The Southern novelist William Gay, who began late and finished strong, died at home on Thursday night, apparently from a heart attack.

The author of four novels and a collection of stories, Gay did not publish his first until he was 56. A sharecropper’s son, he was born in Hohenwald, Tennessee — a small town in the state’s Highland Rim — and became the first member of his family to finish high school. An alert teacher, noticing that he was reading Zane Grey outside of class, gave him a copy of Thomas Wolfe’s Look Homeward, Angel. Gay was hooked on fiction. He started writing his own stories, but a poor boy of the rural South did not set out to become a self-supporting writer in the early Sixties — not at least if his parents had anything to say about it. Gay joined the U.S. Navy, serving in the Vietnam War. Coming back to the states after a four-year stint, he lived in New York and Chicago before returning to Hohenwald at the age of 35. He worked in home construction during the day and settled in to become a fiction writer at night.

The Long Home, his first novel, was published in 1999. A revenge tragedy set in 1940s Tennessee, the book takes its title from Ecclesiastes (12.5). Compared by disoriented critics to fiction by Barry Hannah and Larry Brown, it was one of a kind: a novel that came out of nowhere, by a middle-aged working-class writer without connections or pretense. It was not, however, a beginner’s book. It was aged and sharpened by hard-edged experience. In a Southern Review essay on his career, William Giraldi praises it winningly:

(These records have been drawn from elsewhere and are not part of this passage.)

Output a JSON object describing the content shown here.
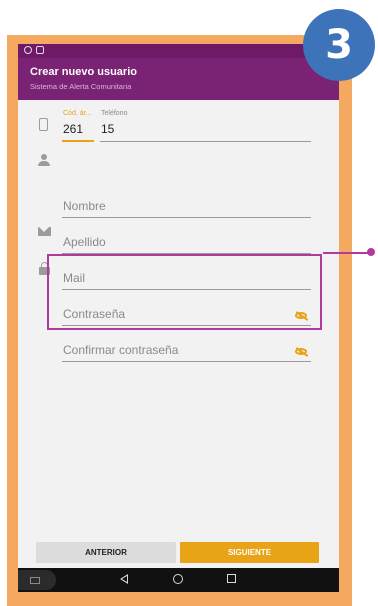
{
  "app": {
    "title": "Crear nuevo usuario",
    "subtitle": "Sistema de Alerta Comunitaria"
  },
  "form": {
    "area_code_label": "Cód. ár...",
    "area_code_value": "261",
    "phone_label": "Teléfono",
    "phone_value": "15",
    "first_name_placeholder": "Nombre",
    "last_name_placeholder": "Apellido",
    "email_placeholder": "Mail",
    "password_placeholder": "Contraseña",
    "confirm_password_placeholder": "Confirmar contraseña"
  },
  "buttons": {
    "previous_label": "ANTERIOR",
    "next_label": "SIGUIENTE"
  },
  "step_badge": "3",
  "icons": {
    "phone": "phone-icon",
    "person": "person-icon",
    "mail": "mail-icon",
    "lock": "lock-icon",
    "visibility_off": "eye-off-icon",
    "nav_back": "back-icon",
    "nav_home": "home-icon",
    "nav_recent": "recent-apps-icon"
  },
  "colors": {
    "app_bar": "#7a2273",
    "accent": "#e8a317",
    "highlight": "#b23a9e",
    "frame": "#f4a860",
    "badge": "#3d73b8"
  }
}
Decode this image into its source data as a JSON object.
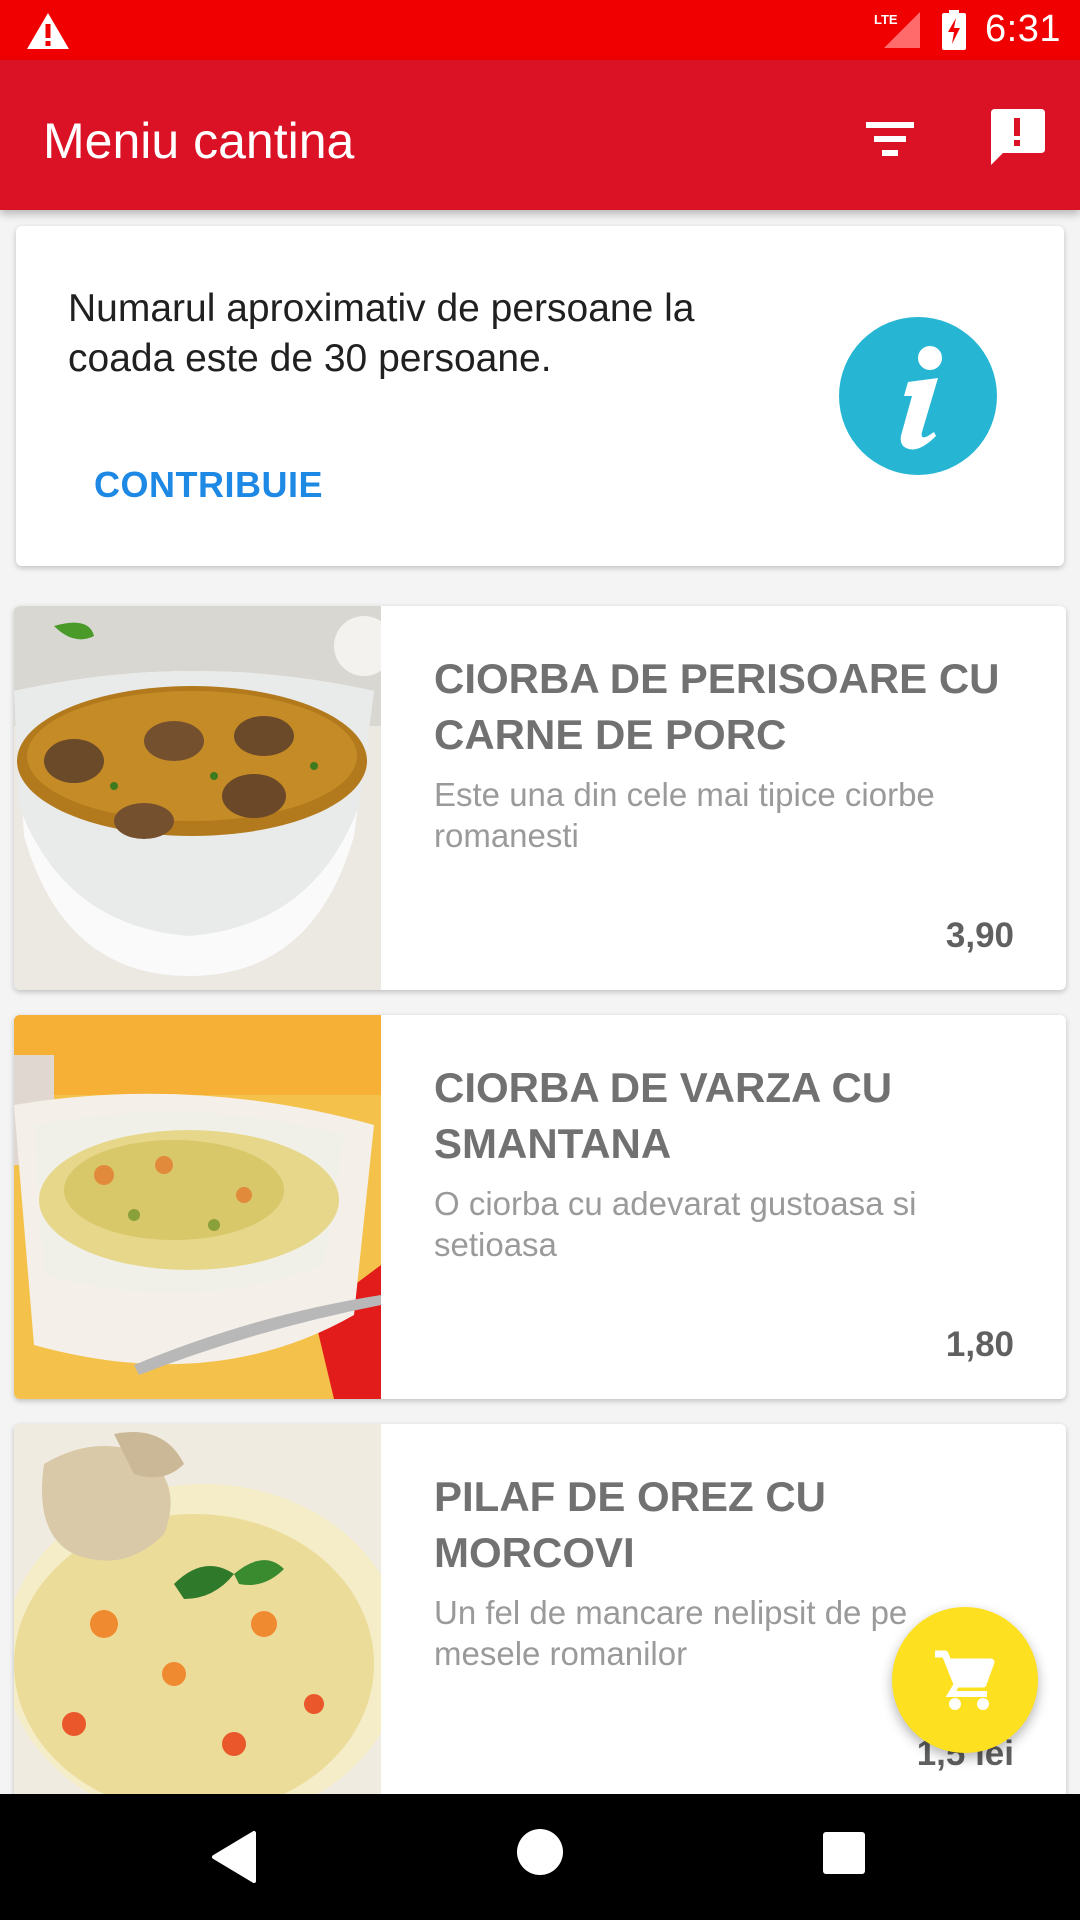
{
  "status_bar": {
    "time": "6:31",
    "network": "LTE",
    "icons": [
      "warning-icon",
      "lte-signal-icon",
      "battery-charging-icon"
    ]
  },
  "app_bar": {
    "title": "Meniu cantina",
    "actions": [
      "filter-icon",
      "feedback-icon"
    ]
  },
  "info_card": {
    "text": "Numarul aproximativ de persoane la coada este de 30 persoane.",
    "action_label": "CONTRIBUIE",
    "icon": "info-icon"
  },
  "menu": {
    "items": [
      {
        "name": "CIORBA DE PERISOARE CU CARNE DE PORC",
        "description": "Este una din cele mai tipice ciorbe romanesti",
        "price": "3,90"
      },
      {
        "name": "CIORBA DE VARZA CU SMANTANA",
        "description": "O ciorba cu adevarat gustoasa si setioasa",
        "price": "1,80"
      },
      {
        "name": "PILAF DE OREZ CU MORCOVI",
        "description": "Un fel de mancare nelipsit de pe mesele romanilor",
        "price": "1,5 lei"
      }
    ]
  },
  "fab": {
    "icon": "cart-icon"
  },
  "nav_bar": {
    "buttons": [
      "back-icon",
      "home-icon",
      "recents-icon"
    ]
  },
  "colors": {
    "status_bar": "#f00000",
    "app_bar": "#db1125",
    "accent_link": "#1e88e5",
    "info_icon": "#26b6d4",
    "fab": "#fde020"
  }
}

In Gay’s able hands the archetypal characters of The Long Home spring to life as if for the first time: the young man on a quest; the gray sage who guides him; the comic sidekick who aids him; the gorgeous damsel who inspires him; and the villain who tries to thwart him. Their language is so authentic it seems not written at all: you listen to their dialogue as they sit in the same room with you. It’s speech that smells: the Coca-Cola and cool beer belches, the early morning conversations held through the aroma of black coffee drunk from jars.

Gay’s second novel, Provinces of Night, followed the next year, and his collected stories two years after that. Twilight, perhaps his best novel, was published in 2006. Lost Country was completed two years ago, but has yet to be released. Gay withheld the manuscript from the publisher when his advance went unpaid. “It will probably come out from somebody else,” he said later, but so far it hasn’t. At the time of his death he was working on a fifth novel.

The deepest influence on his writing was Faulkner. “He took ordinary people and gave them mythic dimensions,” Gay told Giraldi in an interview. “Wolfe’s people are loftier, more aware of themselves. But Faulkner’s people are in the middle of it all, buffeted and battered by life.” Gay was buffeted and battered too, but managed to salvage three (or four or, if we are lucky, five) remarkable novels from a life that ended too soon.

Update: William Giradi has written to me about Gay’s death: “I was punched with the news. Awful. And he never finished the novel he’d been sitting on for years. That’s the worse part of it. We won’t have another book. He is dead.”